The first time I tried this out I used the colored playdough we already had and it worked beautifully. The kids loved coloring on the playdough but since I stored the playdough and playdough toys in a different area from the art stuff over time the kids and I stopped going out of our way to set it up and we forgot about it. Recently, before rediscovering this, the kids played with playdough at a friends house where the kitchen set was included in the play. Once they came home they rediscovered our kitchen set and together with our food-related playdough toys the playdough was revitalized. Once I started packing to move I made sure to leave the playdough toys, playdough, washable markers, and the washable kitchen toys out so together it would be a fun and interactive toy for them to play with. The kids loved it and it kept them entertained for hours each day. Although the playdough was dark the washable markers still showed up beautifully on the playdough and added even more colors and marbling to the dough as we colored, played, and put it all away for the next time.
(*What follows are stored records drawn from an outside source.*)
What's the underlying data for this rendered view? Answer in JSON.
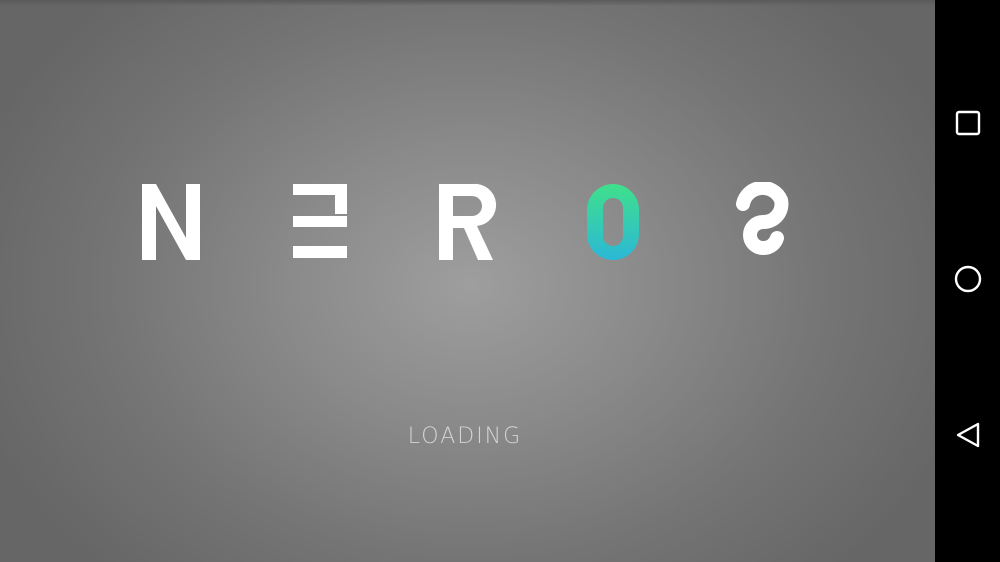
{
  "game": {
    "title_letters": [
      "N",
      "E",
      "R",
      "O",
      "S"
    ],
    "loading_text": "LOADING"
  },
  "colors": {
    "letter": "#ffffff",
    "accent_gradient_top": "#3fe08a",
    "accent_gradient_bottom": "#2bb8d6",
    "background": "#8c8c8c",
    "nav_bar": "#000000"
  },
  "nav_bar": {
    "buttons": [
      {
        "icon": "recent-apps-icon"
      },
      {
        "icon": "home-icon"
      },
      {
        "icon": "back-icon"
      }
    ]
  }
}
Once moving day came closer I tossed the old playdough and made a large batch of plain playdough, using up my excess flour in the process, and the kids had a blast creating and coloring while I had the space to pack around them. Since they were only using the playdough, markers, and a smaller selection of playdough and kitchen set toys I was able to pack away most of the extra stuff. This helped with the cleanup since I didn’t necessarily have toys spread throughout the apartment since it was mostly contained in the dining room area.
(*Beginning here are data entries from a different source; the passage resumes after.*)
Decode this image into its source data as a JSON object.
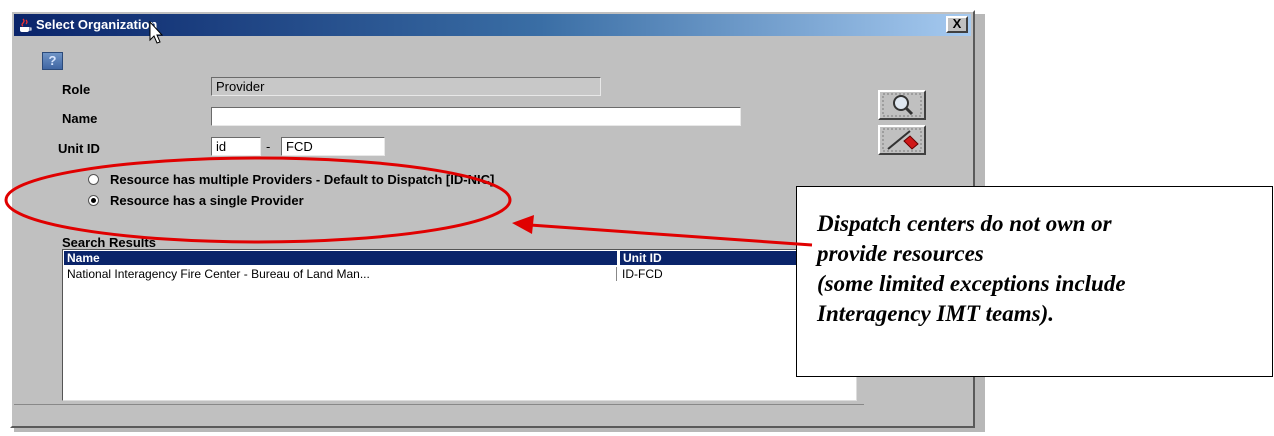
{
  "window": {
    "title": "Select Organization",
    "close_label": "X",
    "help_icon": "question-mark-icon"
  },
  "form": {
    "role_label": "Role",
    "role_value": "Provider",
    "name_label": "Name",
    "name_value": "",
    "unit_id_label": "Unit ID",
    "unit_id_prefix": "id",
    "unit_id_separator": "-",
    "unit_id_value": "FCD"
  },
  "toolbar": {
    "search_icon": "magnifier-icon",
    "clear_icon": "eraser-icon"
  },
  "options": [
    {
      "label": "Resource has multiple Providers - Default to Dispatch [ID-NIC]",
      "selected": false
    },
    {
      "label": "Resource has a single Provider",
      "selected": true
    }
  ],
  "results": {
    "label": "Search Results",
    "columns": [
      "Name",
      "Unit ID"
    ],
    "rows": [
      [
        "National Interagency Fire Center - Bureau of Land Man...",
        "ID-FCD"
      ]
    ]
  },
  "annotation": {
    "lines": [
      "Dispatch centers do not own or",
      "provide resources",
      "(some limited exceptions include",
      "Interagency IMT teams)."
    ],
    "color": "#e00000"
  }
}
After several days the technique changed and Ada started flattening the playdough, completely coloring it, and then cutting the item out with cookie cutters. Below she made a gingerbread man and added a smile.
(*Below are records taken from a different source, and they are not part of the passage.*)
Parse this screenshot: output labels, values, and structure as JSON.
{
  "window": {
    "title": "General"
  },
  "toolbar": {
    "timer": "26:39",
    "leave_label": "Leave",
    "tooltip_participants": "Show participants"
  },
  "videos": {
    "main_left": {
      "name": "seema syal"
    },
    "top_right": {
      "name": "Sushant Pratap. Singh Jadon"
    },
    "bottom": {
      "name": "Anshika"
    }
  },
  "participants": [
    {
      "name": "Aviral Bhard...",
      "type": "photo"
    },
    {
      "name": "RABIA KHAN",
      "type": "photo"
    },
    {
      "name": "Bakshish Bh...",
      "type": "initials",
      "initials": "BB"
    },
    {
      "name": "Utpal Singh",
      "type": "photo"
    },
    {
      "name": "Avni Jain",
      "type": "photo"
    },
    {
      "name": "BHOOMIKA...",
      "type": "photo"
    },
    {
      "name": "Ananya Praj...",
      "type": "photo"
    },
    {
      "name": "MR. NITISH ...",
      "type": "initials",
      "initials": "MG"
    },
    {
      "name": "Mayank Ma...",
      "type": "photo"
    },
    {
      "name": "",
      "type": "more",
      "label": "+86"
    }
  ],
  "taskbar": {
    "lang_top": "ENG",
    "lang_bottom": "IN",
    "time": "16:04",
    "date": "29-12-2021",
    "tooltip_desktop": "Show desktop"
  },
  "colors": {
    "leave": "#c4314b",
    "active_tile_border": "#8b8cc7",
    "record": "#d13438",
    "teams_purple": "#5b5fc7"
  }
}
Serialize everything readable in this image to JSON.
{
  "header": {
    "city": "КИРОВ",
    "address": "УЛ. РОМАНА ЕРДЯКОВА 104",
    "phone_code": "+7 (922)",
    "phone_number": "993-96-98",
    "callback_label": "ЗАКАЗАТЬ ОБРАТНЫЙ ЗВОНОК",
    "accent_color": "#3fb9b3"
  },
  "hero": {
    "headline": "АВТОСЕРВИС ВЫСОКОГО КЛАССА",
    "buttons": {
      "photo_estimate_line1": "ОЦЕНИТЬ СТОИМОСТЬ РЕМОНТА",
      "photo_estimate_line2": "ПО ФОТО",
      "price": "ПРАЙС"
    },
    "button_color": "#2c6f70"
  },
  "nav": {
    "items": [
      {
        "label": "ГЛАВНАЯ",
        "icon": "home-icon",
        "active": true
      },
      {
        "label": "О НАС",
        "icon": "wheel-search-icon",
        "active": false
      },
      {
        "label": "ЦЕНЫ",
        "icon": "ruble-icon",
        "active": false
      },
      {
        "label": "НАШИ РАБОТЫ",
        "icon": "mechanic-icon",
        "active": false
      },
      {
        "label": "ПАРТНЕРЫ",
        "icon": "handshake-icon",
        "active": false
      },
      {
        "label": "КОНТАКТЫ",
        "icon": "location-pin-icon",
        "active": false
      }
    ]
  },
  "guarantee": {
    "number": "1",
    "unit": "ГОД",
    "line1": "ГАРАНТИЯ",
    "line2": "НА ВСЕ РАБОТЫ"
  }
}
I love how open-ended playdough can be. I especially love how by adding washable markers to the playdough the kids get to dictate what color of playdough they want when they want it opening up so many possibilities. A giant ball of white playdough is so simple to make and it’s full of so many ways to use it. When the kids were done each time we gathered up the playdough and put it into a freezer bag for the next time they wanted to play with it. Over time the ball of playdough kept getting pulled out and each time it has more and more streaks of color through it from many hours of play.
If you want to make your very own playdough and need a recipe I’ve previously posted our favorite recipe. I’d love to see what you create with your playdough and markers. Fee free to share your creations in the comments below, on my Facebook page, or through Instagram. I hope you have a great day!